Brochure which describes the partnership between SNV and FLO (Fairtrade International). In 2006, a unique partnership was born. Responding to the need for an integrated, market-based approach to the challenge of persistent poverty, SNV Netherlands Development Organisation (SNV) and Fairtrade International (FLO) teamed up to help producers in the World South reach consumers worldwide via Fairtrade. As a result of the partnership, numerous farming communities in eleven African countries now benefit from expanded market access, increased production, employment and income, as well as broader social progress and greater control over their future.
This is the story of the partnership, the people involved and the progress made.
The Ghana School Feeding Programme (GSFP) represented a practical impact approach by the government to attain the MDGs, and had the potential to change hunger, education and ultimately food security and poverty levels in Ghana. Despite huge political support and massive increase in enrolment figures, the programme did not live up to it’s expectations, being weight down by major administrative challenges. The case describes how SNV worked through the use of accountability mechanisms and procedure manuals, thereby improving management and impact of the program.
SNV West and Central Africa is presenting through the 2011 case study anthology, a selection of its regional interventions. The different cases present the various contexts in which we operate, our approaches and their sustainability, who we work with and our results.
This document sought to analyse our work in the view of getting out the lessons learned from our experiences with regards to what has work and what has not. Besides, the anthology is a tool for knowledge sharing and learning for other organisations or individuals who may wish to scale up the work initiated.

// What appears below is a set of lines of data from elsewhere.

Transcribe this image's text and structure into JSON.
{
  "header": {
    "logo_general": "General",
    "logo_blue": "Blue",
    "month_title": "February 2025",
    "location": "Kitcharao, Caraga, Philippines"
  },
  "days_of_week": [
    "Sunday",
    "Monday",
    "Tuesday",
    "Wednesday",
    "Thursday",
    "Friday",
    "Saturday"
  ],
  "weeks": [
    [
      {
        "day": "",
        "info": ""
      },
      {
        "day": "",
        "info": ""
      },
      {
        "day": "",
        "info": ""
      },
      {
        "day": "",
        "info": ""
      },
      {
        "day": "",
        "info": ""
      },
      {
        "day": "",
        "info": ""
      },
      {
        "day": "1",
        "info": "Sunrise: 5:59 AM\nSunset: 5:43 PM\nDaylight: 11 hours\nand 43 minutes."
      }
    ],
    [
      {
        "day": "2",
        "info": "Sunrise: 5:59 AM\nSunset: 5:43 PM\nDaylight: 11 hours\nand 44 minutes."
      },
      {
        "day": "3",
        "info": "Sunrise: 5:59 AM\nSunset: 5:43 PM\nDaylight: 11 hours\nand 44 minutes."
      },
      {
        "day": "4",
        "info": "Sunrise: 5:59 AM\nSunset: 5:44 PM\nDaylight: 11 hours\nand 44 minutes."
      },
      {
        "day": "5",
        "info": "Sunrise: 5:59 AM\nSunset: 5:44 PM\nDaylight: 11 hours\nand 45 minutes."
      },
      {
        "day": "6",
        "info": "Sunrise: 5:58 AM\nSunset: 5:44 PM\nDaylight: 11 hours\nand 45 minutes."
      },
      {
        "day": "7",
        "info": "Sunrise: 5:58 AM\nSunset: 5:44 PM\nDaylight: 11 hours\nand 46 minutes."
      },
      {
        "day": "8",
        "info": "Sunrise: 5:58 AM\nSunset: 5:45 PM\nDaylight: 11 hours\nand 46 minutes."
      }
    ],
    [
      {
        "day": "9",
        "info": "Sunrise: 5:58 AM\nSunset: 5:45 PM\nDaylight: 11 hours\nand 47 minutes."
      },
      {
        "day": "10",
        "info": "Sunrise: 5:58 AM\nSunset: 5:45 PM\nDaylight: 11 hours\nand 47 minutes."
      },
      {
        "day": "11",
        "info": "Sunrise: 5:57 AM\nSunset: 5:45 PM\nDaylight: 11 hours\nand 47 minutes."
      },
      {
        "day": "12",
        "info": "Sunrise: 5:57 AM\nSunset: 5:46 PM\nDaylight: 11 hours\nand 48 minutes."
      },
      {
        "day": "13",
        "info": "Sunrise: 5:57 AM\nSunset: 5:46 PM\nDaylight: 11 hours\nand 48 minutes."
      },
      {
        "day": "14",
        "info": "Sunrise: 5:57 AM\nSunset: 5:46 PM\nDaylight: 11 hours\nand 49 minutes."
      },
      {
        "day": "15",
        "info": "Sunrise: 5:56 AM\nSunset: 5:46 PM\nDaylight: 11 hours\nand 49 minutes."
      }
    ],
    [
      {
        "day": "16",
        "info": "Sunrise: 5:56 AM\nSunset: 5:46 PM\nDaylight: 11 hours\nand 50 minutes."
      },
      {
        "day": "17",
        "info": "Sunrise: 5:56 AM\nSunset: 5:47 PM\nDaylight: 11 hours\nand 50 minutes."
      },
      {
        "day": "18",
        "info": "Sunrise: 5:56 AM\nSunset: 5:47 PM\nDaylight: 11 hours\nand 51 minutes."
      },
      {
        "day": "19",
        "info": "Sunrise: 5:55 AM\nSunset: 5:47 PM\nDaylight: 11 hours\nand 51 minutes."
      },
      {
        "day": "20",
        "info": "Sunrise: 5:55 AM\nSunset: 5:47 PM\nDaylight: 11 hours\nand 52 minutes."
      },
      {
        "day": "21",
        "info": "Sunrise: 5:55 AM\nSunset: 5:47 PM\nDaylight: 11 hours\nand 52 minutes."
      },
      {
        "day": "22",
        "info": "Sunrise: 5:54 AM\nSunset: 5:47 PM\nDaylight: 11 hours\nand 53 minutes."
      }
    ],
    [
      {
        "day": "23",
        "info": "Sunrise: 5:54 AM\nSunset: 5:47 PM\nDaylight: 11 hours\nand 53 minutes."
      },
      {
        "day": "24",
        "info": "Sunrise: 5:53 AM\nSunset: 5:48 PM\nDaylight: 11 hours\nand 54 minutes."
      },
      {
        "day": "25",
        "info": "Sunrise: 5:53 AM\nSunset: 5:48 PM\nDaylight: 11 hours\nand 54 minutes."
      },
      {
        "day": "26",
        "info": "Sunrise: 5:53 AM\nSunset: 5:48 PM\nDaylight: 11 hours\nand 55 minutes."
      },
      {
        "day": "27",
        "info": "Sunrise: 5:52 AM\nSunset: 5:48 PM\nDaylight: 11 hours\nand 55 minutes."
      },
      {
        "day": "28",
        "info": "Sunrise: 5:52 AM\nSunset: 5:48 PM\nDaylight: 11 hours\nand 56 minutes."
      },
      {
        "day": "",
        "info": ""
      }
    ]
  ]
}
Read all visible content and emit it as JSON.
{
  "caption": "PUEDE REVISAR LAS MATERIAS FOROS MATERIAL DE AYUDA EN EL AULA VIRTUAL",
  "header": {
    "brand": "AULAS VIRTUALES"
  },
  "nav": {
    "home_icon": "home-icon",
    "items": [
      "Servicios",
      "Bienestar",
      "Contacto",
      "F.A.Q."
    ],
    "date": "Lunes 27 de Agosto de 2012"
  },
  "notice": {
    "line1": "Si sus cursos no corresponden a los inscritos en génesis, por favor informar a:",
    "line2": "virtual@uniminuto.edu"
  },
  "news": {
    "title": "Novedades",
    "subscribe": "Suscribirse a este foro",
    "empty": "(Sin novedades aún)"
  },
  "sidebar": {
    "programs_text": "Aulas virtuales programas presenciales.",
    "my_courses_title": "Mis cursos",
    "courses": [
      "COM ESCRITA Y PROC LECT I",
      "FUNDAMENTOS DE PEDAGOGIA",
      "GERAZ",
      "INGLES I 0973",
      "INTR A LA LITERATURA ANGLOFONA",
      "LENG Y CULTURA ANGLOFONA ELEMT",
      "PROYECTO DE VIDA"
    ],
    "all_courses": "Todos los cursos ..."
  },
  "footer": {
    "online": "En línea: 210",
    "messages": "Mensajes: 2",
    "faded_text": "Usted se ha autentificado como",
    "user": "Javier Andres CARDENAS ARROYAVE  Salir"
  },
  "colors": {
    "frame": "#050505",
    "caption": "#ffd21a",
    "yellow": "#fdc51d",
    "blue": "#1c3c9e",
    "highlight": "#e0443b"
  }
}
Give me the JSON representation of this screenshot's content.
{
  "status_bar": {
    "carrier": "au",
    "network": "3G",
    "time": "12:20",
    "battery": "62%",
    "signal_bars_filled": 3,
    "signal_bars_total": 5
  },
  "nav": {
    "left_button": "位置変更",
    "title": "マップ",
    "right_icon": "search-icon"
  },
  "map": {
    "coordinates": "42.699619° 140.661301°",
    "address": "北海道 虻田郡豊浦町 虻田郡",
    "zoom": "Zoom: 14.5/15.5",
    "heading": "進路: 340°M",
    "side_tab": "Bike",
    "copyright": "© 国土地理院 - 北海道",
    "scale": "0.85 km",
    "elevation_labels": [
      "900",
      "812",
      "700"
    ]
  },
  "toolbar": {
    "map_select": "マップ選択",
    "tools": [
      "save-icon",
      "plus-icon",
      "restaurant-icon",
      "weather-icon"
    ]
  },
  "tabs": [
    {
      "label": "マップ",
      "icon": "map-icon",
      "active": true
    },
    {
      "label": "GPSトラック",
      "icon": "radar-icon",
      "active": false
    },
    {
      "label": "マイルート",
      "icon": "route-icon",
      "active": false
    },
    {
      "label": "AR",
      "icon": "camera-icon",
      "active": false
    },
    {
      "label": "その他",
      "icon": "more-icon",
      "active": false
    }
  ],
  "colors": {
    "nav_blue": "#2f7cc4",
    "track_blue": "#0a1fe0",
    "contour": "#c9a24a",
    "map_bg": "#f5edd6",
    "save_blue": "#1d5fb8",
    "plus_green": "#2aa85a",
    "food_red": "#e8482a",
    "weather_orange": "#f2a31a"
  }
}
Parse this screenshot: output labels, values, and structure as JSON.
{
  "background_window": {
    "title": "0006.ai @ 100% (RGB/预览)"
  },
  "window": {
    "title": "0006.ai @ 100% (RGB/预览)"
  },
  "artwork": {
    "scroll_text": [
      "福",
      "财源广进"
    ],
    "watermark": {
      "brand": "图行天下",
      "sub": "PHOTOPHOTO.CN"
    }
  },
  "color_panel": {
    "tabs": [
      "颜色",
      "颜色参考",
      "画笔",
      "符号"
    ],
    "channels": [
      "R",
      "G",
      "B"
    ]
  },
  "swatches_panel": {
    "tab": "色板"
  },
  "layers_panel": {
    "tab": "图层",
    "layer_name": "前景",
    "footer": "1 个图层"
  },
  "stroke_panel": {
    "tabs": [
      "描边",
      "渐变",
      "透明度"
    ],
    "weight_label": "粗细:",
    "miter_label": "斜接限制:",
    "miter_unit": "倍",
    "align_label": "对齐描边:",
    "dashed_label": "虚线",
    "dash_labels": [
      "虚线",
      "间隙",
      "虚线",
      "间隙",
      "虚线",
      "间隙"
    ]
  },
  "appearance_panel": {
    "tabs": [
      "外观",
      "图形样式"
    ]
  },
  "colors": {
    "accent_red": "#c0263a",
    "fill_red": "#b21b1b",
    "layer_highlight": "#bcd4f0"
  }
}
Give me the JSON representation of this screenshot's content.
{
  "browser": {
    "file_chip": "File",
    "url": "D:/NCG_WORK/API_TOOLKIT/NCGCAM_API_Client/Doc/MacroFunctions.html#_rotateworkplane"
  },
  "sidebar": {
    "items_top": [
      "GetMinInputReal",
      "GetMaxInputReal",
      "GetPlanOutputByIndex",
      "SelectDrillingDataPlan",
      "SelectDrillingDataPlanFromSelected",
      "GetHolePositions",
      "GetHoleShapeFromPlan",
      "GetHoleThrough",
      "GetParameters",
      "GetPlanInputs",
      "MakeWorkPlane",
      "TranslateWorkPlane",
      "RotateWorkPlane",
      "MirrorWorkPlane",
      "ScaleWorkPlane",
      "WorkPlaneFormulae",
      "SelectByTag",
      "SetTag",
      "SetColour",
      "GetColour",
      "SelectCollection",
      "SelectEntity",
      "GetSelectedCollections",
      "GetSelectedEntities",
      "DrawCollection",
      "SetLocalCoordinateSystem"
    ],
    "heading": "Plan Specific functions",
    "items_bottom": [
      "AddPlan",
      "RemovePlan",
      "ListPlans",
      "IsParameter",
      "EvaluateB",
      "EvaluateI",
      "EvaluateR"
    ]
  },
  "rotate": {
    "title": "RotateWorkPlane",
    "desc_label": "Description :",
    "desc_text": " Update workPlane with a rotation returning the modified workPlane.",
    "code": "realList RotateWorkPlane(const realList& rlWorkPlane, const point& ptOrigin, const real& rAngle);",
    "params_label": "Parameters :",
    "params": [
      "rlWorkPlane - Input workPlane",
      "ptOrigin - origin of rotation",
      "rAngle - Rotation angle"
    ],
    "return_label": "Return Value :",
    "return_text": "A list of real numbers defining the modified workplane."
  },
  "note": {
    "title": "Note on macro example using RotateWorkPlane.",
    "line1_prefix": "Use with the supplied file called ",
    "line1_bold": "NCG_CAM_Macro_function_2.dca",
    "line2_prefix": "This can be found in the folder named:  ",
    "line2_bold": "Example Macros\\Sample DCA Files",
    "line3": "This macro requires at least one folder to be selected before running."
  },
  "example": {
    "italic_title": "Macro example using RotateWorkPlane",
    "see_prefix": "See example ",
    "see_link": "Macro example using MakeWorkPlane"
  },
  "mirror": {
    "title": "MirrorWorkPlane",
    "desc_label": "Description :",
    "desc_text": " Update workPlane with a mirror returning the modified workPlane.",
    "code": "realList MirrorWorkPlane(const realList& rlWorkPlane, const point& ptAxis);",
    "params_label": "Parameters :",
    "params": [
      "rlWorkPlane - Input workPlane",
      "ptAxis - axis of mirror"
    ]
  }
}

Wild collection of Allanblackia (AB) has not yielded the required volumes to meet market demands over the years and does not provide a dependable supply base needed to operate a viable supply chain for AB seeds. Establishing a sustainable supply chain for AB seeds thus holds potential to provide economic and social benefits for poor people and communities. This study was commissioned by SNV Ghana and Novel to determine the socio-economic feasibility of AB cultivation by local people. Data collected indicate that farmers are generally willing to domesticate AB and are ready to pay for one or more services associated with its cultivation if safeguards such as guaranteed markets for seeds are made to secure anticipated investments. The study reveals that current wild collection of AB is mainly a female based activity, the compelling reason for involvement being the need for supplementary income for basic household needs. It was noted that men, especially farm labourers and those involved in cocoa and oil palm farming, consider the opportunity costs of collecting AB too high. It was also observed that, though AB domestication is well intentioned, issues on rights and ownership of land has the potential to exclude vulnerable groups especially women and migrant farmers.
It can be concluded from the study that AB in the immediate and short term is not expected to be cultivated as a mono crop. There are still knowledge gaps, on the expected yields, market value of the crop etc. However, it has potential as a combination crop that can be included on already established farms or degraded lands.